By Sunday, I had made the adjustment to driving in Ireland. Although familiar with traffic rotaries from my daily run through Kosciuszko Circle, in truth I was unprepared for the protocol of rotary driving (they call them roundabouts) over there. The Irish rule seems to be that drivers actually stop before entering if someone’s already in the circle. What a quaint system! It was an adjustment, but soon I got used to it.

The drive to Dublin was some 200 kilometers – about 140 miles – and it was an easy and largely uneventful ride. The road, called a dual motorway, was not crowded, and the Irish actually stay to the left in their travel lanes, using their signals to change lanes, and rapidly moving left again once they had passed. I found the drive to Dublin to be easier and far less stressful than a Friday night run down Route 3 to the Cape.

One of the discoveries of our road trip was finding how useful my IPhone 6 was in navigating the roads. I asked the phone’s Siri to tell me where I was, and plugged in a destination. Each time, she gave step-by-step map instructions, and pointed me through the streets of Dublin precisely to our B&B townhouse in the city. Our stay was on Lansdowne Road, just steps away from the Aviva Stadium, where Boston College will play a football game next Labor Day weekend. And there was another surprise: We had our meals at the nearby Roly’s Bistro, a place I recalled Tom Menino saying was his favorite Dublin restaurant!

We walked the city that Monday morning, sitting on a bench in St Stephen’s Green. It was a warm and bright blue-sky day, a great atmosphere filled with joyous Dubliners who have learned to cherish each moment of summer sunlight. Two days later, on the motorway heading south, we drove through an hour of heavy rain.

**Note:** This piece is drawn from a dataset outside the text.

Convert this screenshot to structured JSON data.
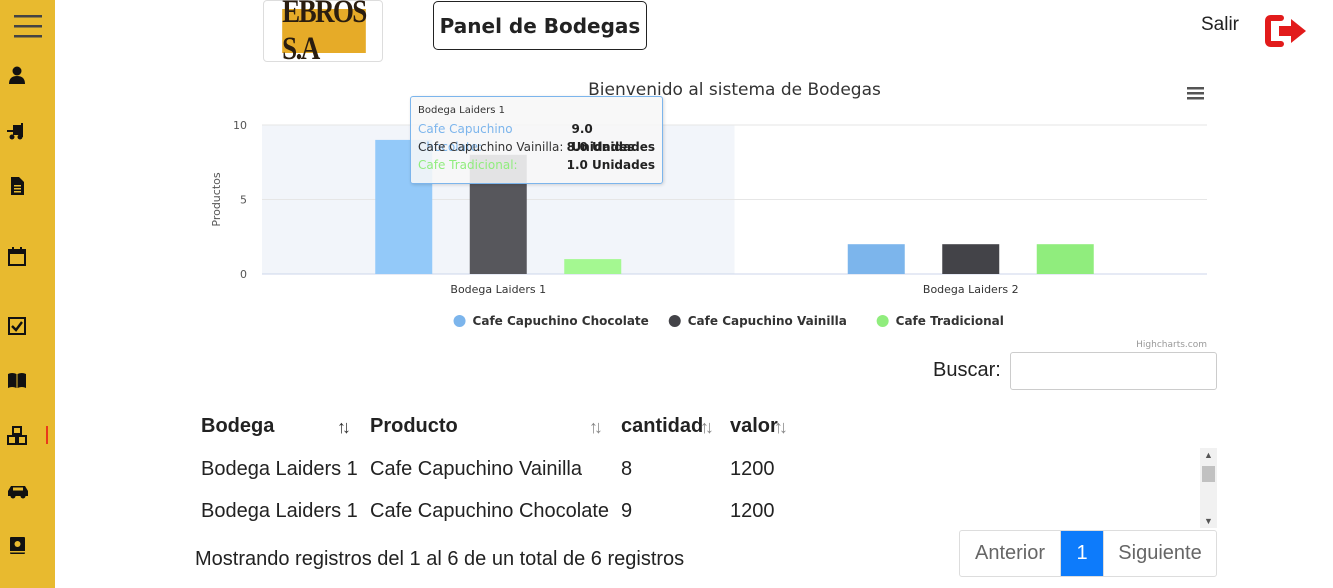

After a stop in Wicklow to see a cousin and her delightful children, we were on the road to search for those other relatives in a place called Ballymacarbry, Co. Waterford, near the Limerick border town of Clonmel.

The one disappointment was that once we were there, time did not allow me to meet the cousins, May Guiry, her children, and grandchildren. (May’s ten-year-old grandson Cian Smith, a champion uilleann pipes player, is currently a national sensation on Irish TV and on the internet.) I briefly met May’s sister, Terry Fitzpatrick, and she drove off to lead us to the family home. But traveling across those narrow country roads in the midst of the Nire Valley, she took a fast right, we got delayed at a stop sign, and quickly lost sight of her car, never to find her again. So we headed off for the two-hour drive back to Shannon Airport, where we had booked a room for the night prior to the flight home the next morning.

In Shannon, another discovery: We stayed overnight at a very comfortable hotel called the Shannon Court. It’s a five-minute drive to the airport, and at a price of 70 euros (about $78,) it’s very affordable. And then came the revelation: My next time over, I will reserve a room at that airport hotel for the night when I leave Boston and on arrival at Shannon, I’ll go to my room, take to my bed and get in some decent sleep before hitting those Irish roads. Refreshed, I can get acclimated in short order, which should preserve the nerves of any passengers sharing my adventure of once again driving on the wrong side of the road.